Matteo Alacran was not born; he was harvested. His DNA came from El Patron, lord of a country called Opium -- a strip of poppy fields lying between the United States and what was once called Mexico. Matt's first cell split and divided inside a petri dish. Then he was placed in the womb of a cow, where he continued the miraculous journey from embryo to fetus to baby. He is a boy now, but most consider him a monster -- except for El Patron. El Patron loves Matt as he loves himself, because Matt is himself.
As Matt struggles to understand his existence, he is threatened by a sinister cast of characters, including El Patron's power-hungry family, and he is surrounded by a dangerous army of bodyguards. Escape is the only chance Matt has to survive. But escape from the Alacran Estate is no guarantee of freedom, because Matt is marked by his difference in ways he doesn't even suspect.
About the Author
Nancy Farmer has written three Newbery Honor books: "The Ear, the Eye and the Arm"; "A Girl Named Disaster"; and "The House of the Scorpion", which, in 2002, also won the National Book Award and the Printz Honor. Other books include The Lord of Opium", "The Sea of Trolls", "The Land of the Silver Apples", "The Islands of the Blessed", "Do You Know Me", "The Warm Place", and three picture books for young children. She grew up on the Arizona-Mexico border and now lives with her family in the Chiricahua Mountains of Arizona.
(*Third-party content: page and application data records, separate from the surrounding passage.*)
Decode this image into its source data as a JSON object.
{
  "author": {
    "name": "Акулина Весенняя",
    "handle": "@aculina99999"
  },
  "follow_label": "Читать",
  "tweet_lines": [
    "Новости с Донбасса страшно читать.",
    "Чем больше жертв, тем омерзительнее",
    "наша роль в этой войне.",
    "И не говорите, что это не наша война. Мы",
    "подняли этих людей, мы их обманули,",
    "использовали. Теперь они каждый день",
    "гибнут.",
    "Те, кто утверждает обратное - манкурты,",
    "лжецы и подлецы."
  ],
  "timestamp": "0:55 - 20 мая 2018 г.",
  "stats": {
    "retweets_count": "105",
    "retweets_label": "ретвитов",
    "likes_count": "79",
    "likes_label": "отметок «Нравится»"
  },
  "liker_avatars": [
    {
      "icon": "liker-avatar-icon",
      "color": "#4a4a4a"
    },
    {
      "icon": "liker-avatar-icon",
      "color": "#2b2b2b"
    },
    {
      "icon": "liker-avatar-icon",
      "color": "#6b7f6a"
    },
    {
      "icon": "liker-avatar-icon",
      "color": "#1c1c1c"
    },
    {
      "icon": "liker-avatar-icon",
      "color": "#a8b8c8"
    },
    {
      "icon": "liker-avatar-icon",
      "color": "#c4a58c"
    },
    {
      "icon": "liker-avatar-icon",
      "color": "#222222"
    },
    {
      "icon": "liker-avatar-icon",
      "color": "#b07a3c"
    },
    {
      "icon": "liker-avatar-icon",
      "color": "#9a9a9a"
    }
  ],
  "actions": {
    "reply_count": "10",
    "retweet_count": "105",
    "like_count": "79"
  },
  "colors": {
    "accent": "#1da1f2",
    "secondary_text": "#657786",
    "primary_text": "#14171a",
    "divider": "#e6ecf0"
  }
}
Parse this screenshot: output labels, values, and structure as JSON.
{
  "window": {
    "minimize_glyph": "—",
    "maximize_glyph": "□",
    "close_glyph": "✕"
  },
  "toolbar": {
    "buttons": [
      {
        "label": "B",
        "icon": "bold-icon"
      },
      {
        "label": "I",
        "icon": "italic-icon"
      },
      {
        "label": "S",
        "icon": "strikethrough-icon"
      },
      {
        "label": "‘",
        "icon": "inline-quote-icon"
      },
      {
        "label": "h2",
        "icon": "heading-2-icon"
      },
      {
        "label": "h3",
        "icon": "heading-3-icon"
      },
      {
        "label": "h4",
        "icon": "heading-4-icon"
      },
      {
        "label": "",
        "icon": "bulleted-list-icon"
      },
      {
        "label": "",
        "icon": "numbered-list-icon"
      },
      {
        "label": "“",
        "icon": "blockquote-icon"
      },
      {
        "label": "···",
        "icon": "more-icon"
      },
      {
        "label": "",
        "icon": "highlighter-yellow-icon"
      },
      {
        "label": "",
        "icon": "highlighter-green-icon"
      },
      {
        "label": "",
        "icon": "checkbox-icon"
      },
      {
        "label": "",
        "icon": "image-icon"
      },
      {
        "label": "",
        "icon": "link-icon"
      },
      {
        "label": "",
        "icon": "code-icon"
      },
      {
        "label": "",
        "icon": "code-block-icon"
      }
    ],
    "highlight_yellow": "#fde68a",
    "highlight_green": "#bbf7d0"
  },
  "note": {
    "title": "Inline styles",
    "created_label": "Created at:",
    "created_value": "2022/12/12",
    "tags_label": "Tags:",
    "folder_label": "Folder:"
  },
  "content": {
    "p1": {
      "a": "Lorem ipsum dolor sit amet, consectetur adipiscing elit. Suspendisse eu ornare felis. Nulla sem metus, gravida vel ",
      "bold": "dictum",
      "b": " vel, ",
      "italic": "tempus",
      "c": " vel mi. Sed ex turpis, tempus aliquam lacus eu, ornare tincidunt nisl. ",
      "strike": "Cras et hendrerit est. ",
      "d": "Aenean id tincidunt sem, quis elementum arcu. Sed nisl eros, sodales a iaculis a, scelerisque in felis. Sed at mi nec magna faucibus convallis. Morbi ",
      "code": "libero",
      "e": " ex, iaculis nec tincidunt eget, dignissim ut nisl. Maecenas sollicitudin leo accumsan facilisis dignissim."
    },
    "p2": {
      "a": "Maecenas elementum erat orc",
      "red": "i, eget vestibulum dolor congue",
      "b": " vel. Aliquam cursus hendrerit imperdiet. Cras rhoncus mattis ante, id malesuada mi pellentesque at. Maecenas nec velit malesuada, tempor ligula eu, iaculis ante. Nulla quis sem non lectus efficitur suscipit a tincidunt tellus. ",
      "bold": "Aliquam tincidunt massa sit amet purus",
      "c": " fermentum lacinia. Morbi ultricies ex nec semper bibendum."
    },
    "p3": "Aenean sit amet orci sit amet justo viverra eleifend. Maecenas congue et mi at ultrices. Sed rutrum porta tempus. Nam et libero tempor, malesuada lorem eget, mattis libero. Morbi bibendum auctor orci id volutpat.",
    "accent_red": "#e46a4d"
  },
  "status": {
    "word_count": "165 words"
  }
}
Raul Esparza starred on Broadway in "The Homecoming, Company" (Tony nom., Drama Desk Award, Outer Critics Award), "Taboo" (Drama Desk Award), "Chitty Chitty Bang Bang, " and "Cabaret." On television he had a recurring role on the ABC series "Pushing Daisies." His film credits include Sydney Lumet's "FInd Me Guilty."
* “Readers will be hooked from the first page.”
* "An inspiring tale of friendship, survival, hope, and transcendence."
* “This is a powerful, ultimately hopeful story that builds on today's sociopolitical, ethical, and scientific issues and prognosticates a compelling picture of what the future could bring. All of these serious issues are held together by a remarkable coming-of-age story.”
“Strong, rough, exciting reading.”
“A story rich in twists and tangles, heroes and heroines, villages and dupes, and often dazzlingly beautiful descriptive prose.”